Then, around 2016, Dasch was researching and writing about the house when she realized that the original house had no space dedicated to house maintenance – no space for laundry. , cooking or storing cleaning products. So, she realized, all these things must have been done in buildings outside the main house. And by the time the house was built in the 1850s, a third of Austin’s population was enslaved. This domestic work would have been done by slaves, she concluded, and they would have lived in dependency.
“Once we realized what we had here, what we were stewards of,” she said, “it became, very quickly, very clear for us it was a story that we had to be able to share with the public.

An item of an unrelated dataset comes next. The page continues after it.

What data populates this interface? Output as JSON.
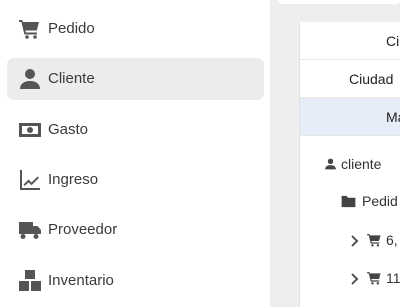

Dasch reached out to Tara Dudley, an assistant professor at UT Austin’s School of Architecture, to help research and tell the story of this building. Over the past few years, the two, along with UT students, have delved into the history of the structure, determining what it was used for and who lived there.
Urban Servicing in Austin
Dudley says much of “Reckoning with the Past” will tell the stories of the slaves and laborers who inhabited space. One of the slaves that researchers were able to link to the site was named Lam. When the estate was used as a Texas Asylum for the Blind in the 1850s, the institute leased Lam, who was about 10 or 12 years old, to his slaver, who received compensation. Lam taught visually impaired students how to weave baskets.
“He did not have access to his body [and] certainly not the money his slaver got,” Dudley said. “But he was teaching a skill to these visually impaired youngsters…so they could have financial independence in their own lives, something he wasn’t. allowed to have even in his endeavors on this property.”
When the estate was inhabited by the Neill and Cochran families decades later, the slave quarters were used by domestic workers, Dudley said. Many of these workers were former slaves who lived just down the street in Wheatville, one of 15 freed communities established in Austin after emancipation. These workers will also be highlighted in the project.
“Being able to find these stories and repopulate this site with some of these people and their voices,” Dudley said, “is a hugely important part of this project and a practice that I think is helpful in engaging more closely with the story of Austin.
Dasch says she thinks part of the reason this building has been misinterpreted for so long is that there aren’t many remnants of urban slavery left in Texas to compare it to. Most people associate slavery in Texas with the plantations, where small buildings or cabins away from the main house were typically used as slave dwellings. But in cities, slave quarters were often closer and aesthetically similar to the main house.
“As far as Texans talk about slavery in the antebellum period…it was about plantation slavery,” Dasch said. “So the fact that this building still exists opens a door to understanding urban slavery in Austin that the city really never acknowledged.”
The researchers say a major theme of this project will highlight the contributions of enslaved peoples in Austin.
“The focus here is on honoring skills, honoring work, honoring people and their lives, soul worth and all the things that are related to our site,” he said. Dash said. “And how those people who were human beings, regardless of what agency they were authorized or not, helped make Austin what it is today.”